*** Block opens ***

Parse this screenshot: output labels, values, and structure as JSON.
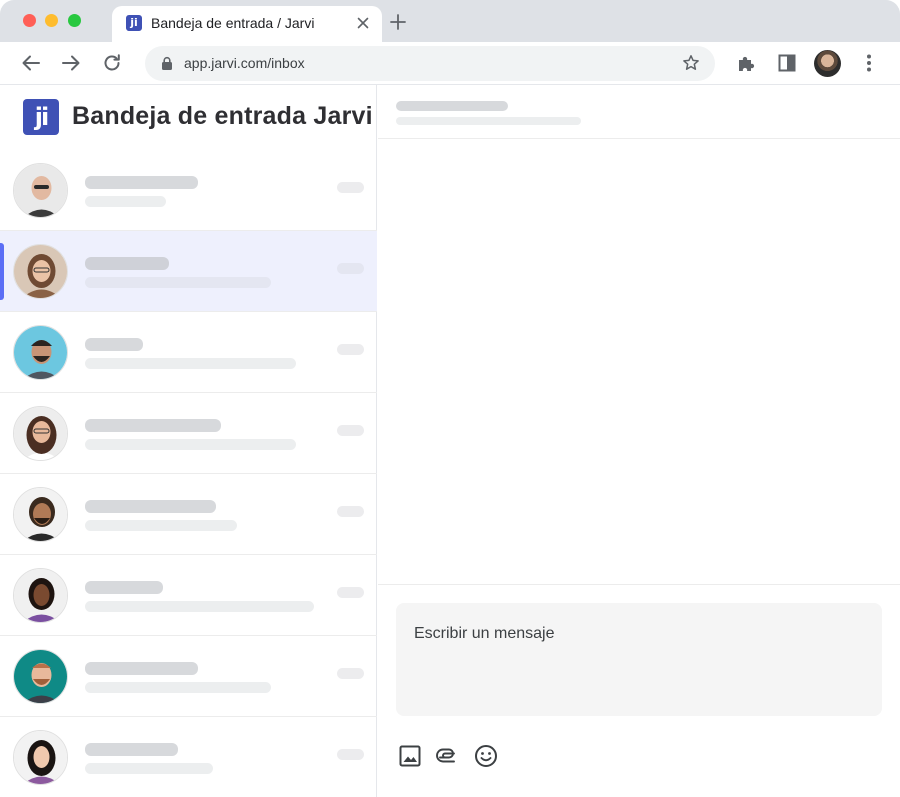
{
  "browser": {
    "tab_title": "Bandeja de entrada / Jarvi",
    "favicon_text": "ji",
    "url": "app.jarvi.com/inbox"
  },
  "app": {
    "logo_text": "ji",
    "title": "Bandeja de entrada Jarvi",
    "accent_color": "#3f51b5"
  },
  "conversations": [
    {
      "active": false
    },
    {
      "active": true
    },
    {
      "active": false
    },
    {
      "active": false
    },
    {
      "active": false
    },
    {
      "active": false
    },
    {
      "active": false
    },
    {
      "active": false
    }
  ],
  "composer": {
    "placeholder": "Escribir un mensaje",
    "tools": [
      "image-icon",
      "attachment-icon",
      "emoji-icon"
    ]
  }
}
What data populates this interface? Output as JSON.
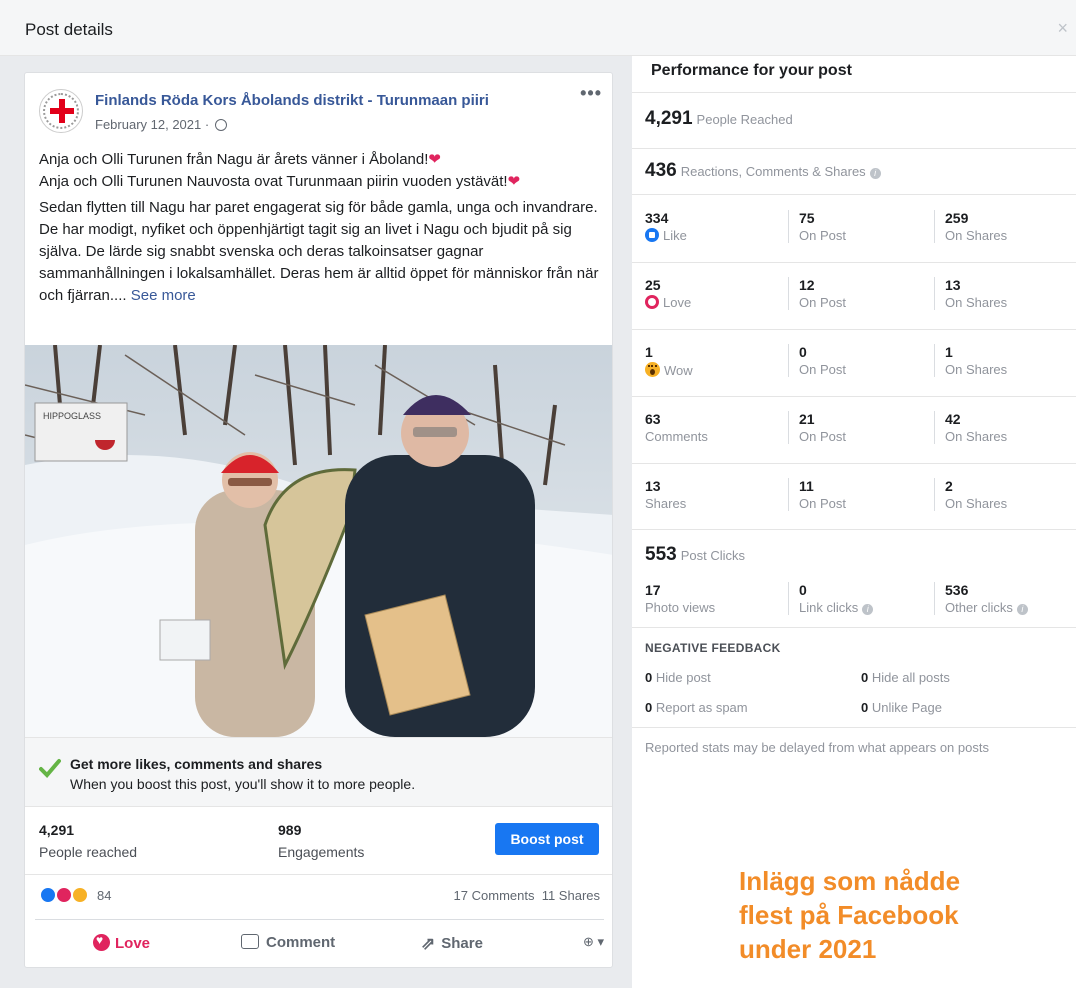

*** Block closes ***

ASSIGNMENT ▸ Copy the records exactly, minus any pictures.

RESULT BELOW ▸
Parse this screenshot: output labels, values, and structure as JSON.
{
  "browser": {
    "tab_title": "Bandeja de entrada / Jarvi",
    "favicon_text": "ji",
    "url": "app.jarvi.com/inbox"
  },
  "app": {
    "logo_text": "ji",
    "title": "Bandeja de entrada Jarvi",
    "accent_color": "#3f51b5"
  },
  "conversations": [
    {
      "active": false
    },
    {
      "active": true
    },
    {
      "active": false
    },
    {
      "active": false
    },
    {
      "active": false
    },
    {
      "active": false
    },
    {
      "active": false
    },
    {
      "active": false
    }
  ],
  "composer": {
    "placeholder": "Escribir un mensaje",
    "tools": [
      "image-icon",
      "attachment-icon",
      "emoji-icon"
    ]
  }
}
What data populates this interface? Output as JSON.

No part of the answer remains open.